Black Warrior Riverkeeper has announced a new partnership with the City of Birmingham to help clean streets where rain will otherwise carry litter into storm drains, then local creeks, and ultimately the Black Warrior and other area rivers and streams. AmeriCorps member Katie Fagan, will manage two volunteer street cleanups each month, starting Saturday, January 23, from 9 a.m. to 11 a.m.

Space is limited to maintain social distancing, so if you are interested in volunteering, register here for cleanups shortly after each is posted.

Black Warrior Riverkeeper’s mission is to protect and restore the Black Warrior River and its tributaries. It is a citizen-based nonprofit organization dedicated to promoting clean water for the sake of public health, recreation, and wildlife habitat throughout its patrol area, the Black Warrior River watershed. This vital river basin is entirely contained within Alabama, America’s leading state for freshwater biodiversity.

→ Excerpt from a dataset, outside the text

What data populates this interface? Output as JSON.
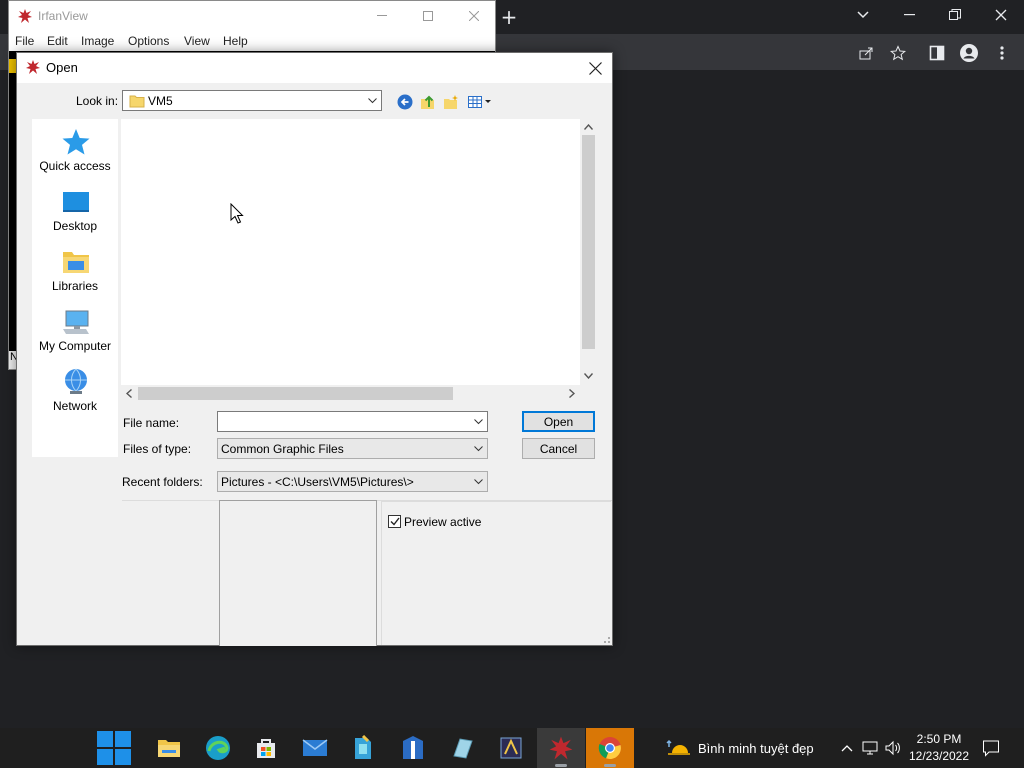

The organization patrols waterways, educates the public, and holds polluters accountable to maintain clean water throughout the basin. The staff identifies and addresses pollution problems while increasing public awareness.

The Black Warrior River drains parts of 17 Alabama counties. The area the river drains, its watershed, covers 6,276 square miles in Alabama and measures roughly 300 miles from top to bottom. The Black Warrior River watershed is home to over 1 million residents and contains 16,145.89 miles of mapped streams. Its headwaters consist of the Sipsey, Mulberry, and Locust Forks. Once these rivers merge west of Birmingham, the Black Warrior River proper forms the border of Jefferson and Walker counties. Near Tuscaloosa, the river flows out of the rocky Cumberland Plateau and enters the sandy East Gulf Coastal Plain, forming the border of Greene and Hale counties in the Black Belt. At Demopolis the Black Warrior flows into the Tombigbee River towards Mobile Bay.

Visit the Black Warrior Riverkeeper website to learn more.